It’s a pretty long list. For starters, MuseScore doesn’t support open meter, microtonality, condensing, DTP-style text frames, ossias, divisi, multi-movement works, harp pedal diagrams, cues, Insert mode, musical manipulations, etc., etc., etc. It doesn’t have anything like Dorico’s popovers, or jump bar, or time-saving input tools like inputting across multiple staves, or sophisticated tools for managing musical logistics. Etc., etc., etc.
You can think of MuseScore as being functionally equivalent to where Sibelius was around a decade ago, but with significant upgrades in terms of the quality of the default sounds (for the kinds of music for which they sound good), and some much improved algorithms for horizontal music spacing (though vertical spacing is still a weakness).

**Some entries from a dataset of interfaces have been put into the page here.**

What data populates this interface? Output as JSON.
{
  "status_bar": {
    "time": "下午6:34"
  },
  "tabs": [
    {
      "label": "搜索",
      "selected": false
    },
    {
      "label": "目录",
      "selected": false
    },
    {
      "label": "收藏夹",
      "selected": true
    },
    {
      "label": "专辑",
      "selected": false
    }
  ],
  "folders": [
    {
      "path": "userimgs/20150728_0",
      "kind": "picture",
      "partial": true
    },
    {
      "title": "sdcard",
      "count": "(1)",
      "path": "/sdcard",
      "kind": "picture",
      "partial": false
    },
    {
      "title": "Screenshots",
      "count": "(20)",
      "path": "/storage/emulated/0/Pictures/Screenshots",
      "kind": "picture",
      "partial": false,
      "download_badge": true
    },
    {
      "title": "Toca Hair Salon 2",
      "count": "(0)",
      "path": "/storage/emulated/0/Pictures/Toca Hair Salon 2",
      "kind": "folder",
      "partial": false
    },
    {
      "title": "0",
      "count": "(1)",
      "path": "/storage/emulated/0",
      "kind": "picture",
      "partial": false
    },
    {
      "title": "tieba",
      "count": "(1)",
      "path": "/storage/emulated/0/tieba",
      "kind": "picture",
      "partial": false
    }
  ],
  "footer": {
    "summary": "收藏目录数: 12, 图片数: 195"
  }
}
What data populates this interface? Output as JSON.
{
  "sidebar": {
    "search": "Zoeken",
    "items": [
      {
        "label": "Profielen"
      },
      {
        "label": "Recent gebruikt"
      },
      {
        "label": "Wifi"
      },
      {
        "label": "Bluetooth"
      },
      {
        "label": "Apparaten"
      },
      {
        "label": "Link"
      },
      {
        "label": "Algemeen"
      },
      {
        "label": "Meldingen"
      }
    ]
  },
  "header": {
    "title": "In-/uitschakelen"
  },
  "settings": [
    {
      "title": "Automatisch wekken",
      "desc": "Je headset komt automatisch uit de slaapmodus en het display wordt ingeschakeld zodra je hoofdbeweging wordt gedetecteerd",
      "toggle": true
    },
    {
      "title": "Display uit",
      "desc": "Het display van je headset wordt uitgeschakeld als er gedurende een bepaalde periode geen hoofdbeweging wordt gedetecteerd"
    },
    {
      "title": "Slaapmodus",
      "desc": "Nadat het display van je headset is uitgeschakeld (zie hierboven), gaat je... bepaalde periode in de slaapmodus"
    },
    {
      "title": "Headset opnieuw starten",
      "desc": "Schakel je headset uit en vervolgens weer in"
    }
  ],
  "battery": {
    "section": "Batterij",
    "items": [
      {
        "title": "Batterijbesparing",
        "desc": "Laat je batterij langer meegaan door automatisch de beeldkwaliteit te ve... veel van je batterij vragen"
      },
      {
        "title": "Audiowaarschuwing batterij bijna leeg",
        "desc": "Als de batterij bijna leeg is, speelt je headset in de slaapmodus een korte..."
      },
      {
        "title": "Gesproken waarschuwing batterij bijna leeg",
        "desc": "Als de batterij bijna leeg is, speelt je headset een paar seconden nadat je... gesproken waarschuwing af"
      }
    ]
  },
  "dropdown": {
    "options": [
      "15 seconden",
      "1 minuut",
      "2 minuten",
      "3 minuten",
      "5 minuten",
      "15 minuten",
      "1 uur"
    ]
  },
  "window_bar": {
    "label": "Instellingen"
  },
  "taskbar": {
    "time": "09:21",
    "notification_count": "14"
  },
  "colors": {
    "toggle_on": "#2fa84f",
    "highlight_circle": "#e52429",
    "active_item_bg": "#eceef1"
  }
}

That’s a fantastic level of functionality for a free product, of course, but it’s got a long way to go in many areas before it approaches the level of sophistication of Dorico Pro. You can be sure the MuseScore developers will be working towards ticking things off that list, of course, but we won’t be standing still waiting for them to catch up with us. And they appear to have some serious software quality issues right now that will inevitably take some time for them to address (I took a quick look at their forum yesterday and there were more than a dozen pages of threads started in the last few days, all reporting issues of various levels of severity, and the vast majority of which have as yet had no input from either the full-time team or even the more prominent developers in the community).
It’s also worth spending a moment to consider the wider business model: all of that development work costs a lot of money, and the money doesn’t come from sales of the software itself. Plus, despite the fine words about the importance of open source software and how it can never be taken away from the community (true sentiments, with which I agree), the bits of MuseScore 4 that people are most excited about – the new sounds themselves, the sampler engine, the MPE system – don’t appear to be part of the open-source project, so they are subject to the whims of the parent company. How many other important parts of the product will also be created in a proprietary, closed-source fashion in future?